RETAILERS have reported a major improvement in trading last month amid growing optimism in the beleaguered sector.
Figures published today show UK shop footfall in January was 1.6 per cent higher than a year ago, up on the 2.4 per cent fall in December.
The performance is the best since December 2011 and the first rise since July, according to the British Retail Consortium.
The North of England, including Yorkshire, was one of the best performing regions with increased footfall in line with the national average and behind only Greater London, which saw a surge of 3.2 per cent year-on-year, and the East Midlands, where it was up 2.9 per cent.
In other parts, sales varied between increases of 1.1 per cent in the West Midlands to a fall of 1.8 per cent in Scotland.
Helen Dickinson, the director general of the British Retail Consortium, said more shoppers were “out and about” in January.
“It’s good news for retailers and it helps to explain the rise is sales we reported earlier in the month, demonstrating that UK shoppers were enthusiastically checking out the promotions available during the sales season,” she said.
“Out-of-town retail parks and shopping centres did particularly well this month.

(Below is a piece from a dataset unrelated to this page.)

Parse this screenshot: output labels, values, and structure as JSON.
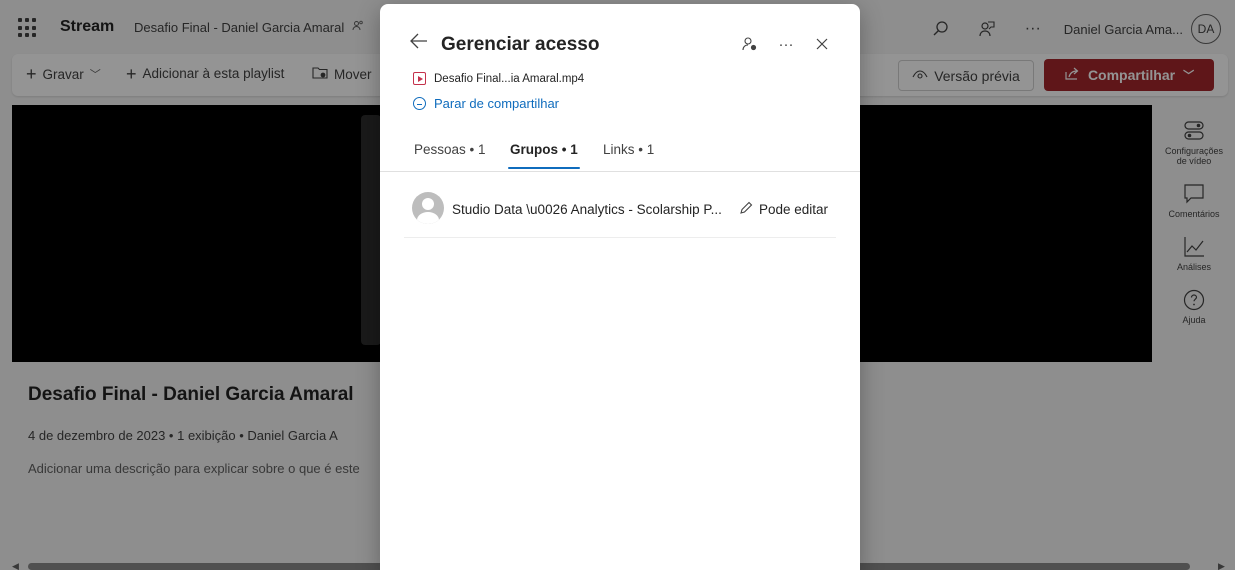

“The High Street performed a little worse, with numbers of shoppers dropping slightly by 0.6 per cent.”
She admitted the number of vacant shop units across the country remained high at 11 per cent.
“Empty shops hurt local economies and there is still a need to reduce the costs of operating property by reforming the business rates system,” she added.
Yorkshire’s retail economy has been boosted by the opening of the £350m Trinity Leeds centre – believed to be the biggest new development in Europe last year. It had already attracted 10 million shoppers barely five months after its opening, including many in the evening due to extended opening hours.